#### Assignment:
Report each line of the entries that includes "text" by copying it.
━━━━━ Given data
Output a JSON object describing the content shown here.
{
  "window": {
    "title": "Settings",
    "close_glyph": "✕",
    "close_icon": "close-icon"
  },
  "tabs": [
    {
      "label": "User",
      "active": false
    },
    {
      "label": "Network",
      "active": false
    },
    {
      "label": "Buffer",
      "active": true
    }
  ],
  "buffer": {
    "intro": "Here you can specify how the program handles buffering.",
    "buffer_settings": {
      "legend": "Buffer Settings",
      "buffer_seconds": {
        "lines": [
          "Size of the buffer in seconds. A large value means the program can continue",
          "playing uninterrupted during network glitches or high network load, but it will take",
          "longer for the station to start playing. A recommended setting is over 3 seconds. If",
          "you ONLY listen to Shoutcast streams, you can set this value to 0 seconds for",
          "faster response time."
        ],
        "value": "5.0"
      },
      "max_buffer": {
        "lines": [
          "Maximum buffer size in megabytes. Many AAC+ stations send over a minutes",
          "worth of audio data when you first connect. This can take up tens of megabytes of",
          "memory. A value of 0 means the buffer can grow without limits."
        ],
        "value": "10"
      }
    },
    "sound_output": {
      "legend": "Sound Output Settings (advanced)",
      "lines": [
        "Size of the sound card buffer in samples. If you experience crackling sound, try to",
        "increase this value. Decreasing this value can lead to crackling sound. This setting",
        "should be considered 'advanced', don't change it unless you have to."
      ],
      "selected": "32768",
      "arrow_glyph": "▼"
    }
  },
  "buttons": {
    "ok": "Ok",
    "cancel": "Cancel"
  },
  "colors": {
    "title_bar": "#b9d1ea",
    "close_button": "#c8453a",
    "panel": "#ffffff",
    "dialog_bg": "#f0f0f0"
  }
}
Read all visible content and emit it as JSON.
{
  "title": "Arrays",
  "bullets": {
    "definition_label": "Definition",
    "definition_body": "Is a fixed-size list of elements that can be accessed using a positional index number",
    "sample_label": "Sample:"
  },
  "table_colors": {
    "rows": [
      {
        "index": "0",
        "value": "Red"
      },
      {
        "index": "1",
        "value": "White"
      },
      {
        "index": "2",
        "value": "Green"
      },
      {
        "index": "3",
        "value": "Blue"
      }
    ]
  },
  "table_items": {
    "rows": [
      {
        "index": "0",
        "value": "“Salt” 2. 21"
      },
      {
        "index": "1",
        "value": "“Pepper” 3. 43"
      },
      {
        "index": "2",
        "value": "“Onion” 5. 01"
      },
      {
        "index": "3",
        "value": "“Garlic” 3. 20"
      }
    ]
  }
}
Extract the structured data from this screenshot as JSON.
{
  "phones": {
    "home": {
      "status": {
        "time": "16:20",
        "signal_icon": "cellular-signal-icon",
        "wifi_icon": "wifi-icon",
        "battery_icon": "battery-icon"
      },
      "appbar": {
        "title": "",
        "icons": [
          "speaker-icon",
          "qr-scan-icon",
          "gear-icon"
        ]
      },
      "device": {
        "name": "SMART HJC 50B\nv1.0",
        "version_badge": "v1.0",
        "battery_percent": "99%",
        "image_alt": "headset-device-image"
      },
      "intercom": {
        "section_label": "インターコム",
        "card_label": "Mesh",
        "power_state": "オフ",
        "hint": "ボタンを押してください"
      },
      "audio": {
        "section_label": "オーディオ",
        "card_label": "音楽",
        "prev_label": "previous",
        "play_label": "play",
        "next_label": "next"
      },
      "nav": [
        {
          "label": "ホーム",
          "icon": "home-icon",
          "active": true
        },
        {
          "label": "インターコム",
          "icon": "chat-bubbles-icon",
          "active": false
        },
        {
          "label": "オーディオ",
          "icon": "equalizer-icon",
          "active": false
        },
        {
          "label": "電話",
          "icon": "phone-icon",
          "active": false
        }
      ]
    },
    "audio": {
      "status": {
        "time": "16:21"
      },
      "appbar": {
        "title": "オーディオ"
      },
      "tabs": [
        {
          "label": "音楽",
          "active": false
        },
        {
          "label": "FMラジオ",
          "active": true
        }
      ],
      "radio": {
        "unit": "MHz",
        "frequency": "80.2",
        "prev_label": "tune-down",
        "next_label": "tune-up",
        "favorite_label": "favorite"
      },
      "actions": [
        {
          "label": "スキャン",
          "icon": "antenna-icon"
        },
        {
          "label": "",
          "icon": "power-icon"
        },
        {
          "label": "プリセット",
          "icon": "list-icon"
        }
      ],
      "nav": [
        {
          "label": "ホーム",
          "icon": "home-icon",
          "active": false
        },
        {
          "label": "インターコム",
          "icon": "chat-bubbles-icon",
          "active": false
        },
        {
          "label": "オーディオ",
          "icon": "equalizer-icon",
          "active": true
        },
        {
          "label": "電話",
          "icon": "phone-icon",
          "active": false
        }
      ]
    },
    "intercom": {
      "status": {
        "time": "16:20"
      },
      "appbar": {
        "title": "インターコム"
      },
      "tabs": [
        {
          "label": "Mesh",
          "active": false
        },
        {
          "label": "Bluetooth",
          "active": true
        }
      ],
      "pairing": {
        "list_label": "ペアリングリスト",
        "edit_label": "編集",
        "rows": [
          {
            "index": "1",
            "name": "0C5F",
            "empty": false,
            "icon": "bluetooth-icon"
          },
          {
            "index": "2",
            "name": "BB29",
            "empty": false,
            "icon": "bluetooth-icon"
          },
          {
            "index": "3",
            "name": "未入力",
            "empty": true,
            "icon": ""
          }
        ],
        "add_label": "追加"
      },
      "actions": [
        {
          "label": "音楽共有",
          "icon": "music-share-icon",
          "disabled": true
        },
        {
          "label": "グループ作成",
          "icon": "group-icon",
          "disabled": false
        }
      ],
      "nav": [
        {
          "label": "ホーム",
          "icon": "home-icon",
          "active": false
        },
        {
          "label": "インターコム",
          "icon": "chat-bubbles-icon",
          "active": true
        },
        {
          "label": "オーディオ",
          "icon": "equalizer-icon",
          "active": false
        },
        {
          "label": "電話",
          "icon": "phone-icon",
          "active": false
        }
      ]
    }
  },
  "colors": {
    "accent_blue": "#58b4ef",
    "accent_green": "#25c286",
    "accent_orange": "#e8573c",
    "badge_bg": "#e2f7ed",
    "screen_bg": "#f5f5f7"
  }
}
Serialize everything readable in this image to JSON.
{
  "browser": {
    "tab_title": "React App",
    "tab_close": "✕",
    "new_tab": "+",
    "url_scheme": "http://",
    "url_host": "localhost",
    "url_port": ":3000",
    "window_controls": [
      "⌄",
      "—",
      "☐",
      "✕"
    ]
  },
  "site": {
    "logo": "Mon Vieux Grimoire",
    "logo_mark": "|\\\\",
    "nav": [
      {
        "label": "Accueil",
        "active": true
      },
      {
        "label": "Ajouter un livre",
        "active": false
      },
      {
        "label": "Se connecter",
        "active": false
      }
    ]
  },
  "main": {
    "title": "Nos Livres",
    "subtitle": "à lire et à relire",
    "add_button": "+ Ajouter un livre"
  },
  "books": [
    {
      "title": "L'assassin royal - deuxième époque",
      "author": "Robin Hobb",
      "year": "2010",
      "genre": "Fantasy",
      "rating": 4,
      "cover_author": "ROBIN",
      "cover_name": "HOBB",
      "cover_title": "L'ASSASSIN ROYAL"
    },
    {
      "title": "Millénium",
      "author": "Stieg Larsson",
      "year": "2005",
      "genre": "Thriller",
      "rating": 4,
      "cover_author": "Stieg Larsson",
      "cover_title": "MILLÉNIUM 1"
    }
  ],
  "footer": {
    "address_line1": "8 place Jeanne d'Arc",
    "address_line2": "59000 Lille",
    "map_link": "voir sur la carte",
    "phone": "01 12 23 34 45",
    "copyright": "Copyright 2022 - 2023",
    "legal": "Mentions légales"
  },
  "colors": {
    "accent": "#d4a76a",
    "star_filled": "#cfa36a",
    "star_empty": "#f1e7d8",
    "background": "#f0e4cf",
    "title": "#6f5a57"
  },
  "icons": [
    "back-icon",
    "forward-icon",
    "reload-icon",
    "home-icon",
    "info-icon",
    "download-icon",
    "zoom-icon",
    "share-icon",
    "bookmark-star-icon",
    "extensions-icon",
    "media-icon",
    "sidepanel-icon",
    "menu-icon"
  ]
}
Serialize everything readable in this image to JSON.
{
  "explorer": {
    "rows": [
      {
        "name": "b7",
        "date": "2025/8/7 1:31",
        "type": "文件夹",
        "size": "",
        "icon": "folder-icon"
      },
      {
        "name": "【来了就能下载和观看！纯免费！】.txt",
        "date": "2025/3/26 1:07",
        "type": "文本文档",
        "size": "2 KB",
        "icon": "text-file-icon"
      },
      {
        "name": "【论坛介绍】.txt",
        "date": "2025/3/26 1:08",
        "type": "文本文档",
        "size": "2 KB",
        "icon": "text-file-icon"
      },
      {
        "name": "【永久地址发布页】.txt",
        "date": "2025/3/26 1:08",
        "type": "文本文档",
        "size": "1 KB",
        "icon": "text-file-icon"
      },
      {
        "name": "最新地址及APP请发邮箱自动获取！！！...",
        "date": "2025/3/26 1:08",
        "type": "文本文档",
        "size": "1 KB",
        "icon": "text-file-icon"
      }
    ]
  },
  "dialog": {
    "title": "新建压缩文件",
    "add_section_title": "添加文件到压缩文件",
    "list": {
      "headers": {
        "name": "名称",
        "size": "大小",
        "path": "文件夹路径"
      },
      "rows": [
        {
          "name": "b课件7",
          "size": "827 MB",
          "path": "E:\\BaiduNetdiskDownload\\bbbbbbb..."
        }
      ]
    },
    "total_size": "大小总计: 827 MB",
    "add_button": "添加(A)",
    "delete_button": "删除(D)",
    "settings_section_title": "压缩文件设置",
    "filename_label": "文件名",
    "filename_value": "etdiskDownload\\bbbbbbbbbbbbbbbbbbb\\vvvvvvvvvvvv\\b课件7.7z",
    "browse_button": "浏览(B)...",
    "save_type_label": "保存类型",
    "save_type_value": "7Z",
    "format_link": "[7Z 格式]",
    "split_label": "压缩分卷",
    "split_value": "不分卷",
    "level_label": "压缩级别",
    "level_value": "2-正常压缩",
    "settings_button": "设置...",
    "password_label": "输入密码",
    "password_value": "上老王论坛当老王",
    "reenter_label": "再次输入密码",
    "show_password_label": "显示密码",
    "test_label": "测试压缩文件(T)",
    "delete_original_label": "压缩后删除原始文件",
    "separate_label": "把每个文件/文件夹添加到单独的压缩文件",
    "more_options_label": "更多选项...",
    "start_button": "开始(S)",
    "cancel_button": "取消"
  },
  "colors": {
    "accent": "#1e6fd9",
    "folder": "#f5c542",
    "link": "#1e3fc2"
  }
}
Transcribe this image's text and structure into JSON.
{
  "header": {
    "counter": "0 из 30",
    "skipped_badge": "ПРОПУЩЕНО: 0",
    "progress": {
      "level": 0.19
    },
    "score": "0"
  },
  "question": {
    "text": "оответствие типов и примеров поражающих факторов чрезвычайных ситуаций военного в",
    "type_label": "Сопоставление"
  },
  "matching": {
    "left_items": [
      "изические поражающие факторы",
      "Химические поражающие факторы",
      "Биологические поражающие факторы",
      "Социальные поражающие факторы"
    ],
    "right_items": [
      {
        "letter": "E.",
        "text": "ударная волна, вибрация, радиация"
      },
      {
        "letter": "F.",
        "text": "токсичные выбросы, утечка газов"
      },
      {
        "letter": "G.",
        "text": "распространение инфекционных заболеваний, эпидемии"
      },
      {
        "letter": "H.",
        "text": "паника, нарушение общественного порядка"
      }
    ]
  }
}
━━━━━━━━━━
#### Answer space:
        "icon": "text-file-icon"
        "icon": "text-file-icon"
        "icon": "text-file-icon"
        "icon": "text-file-icon"
Transcribe this image's text and structure into JSON.
    "text": "оответствие типов и примеров поражающих факторов чрезвычайных ситуаций военного в",
        "text": "ударная волна, вибрация, радиация"
        "text": "токсичные выбросы, утечка газов"
        "text": "распространение инфекционных заболеваний, эпидемии"
        "text": "паника, нарушение общественного порядка"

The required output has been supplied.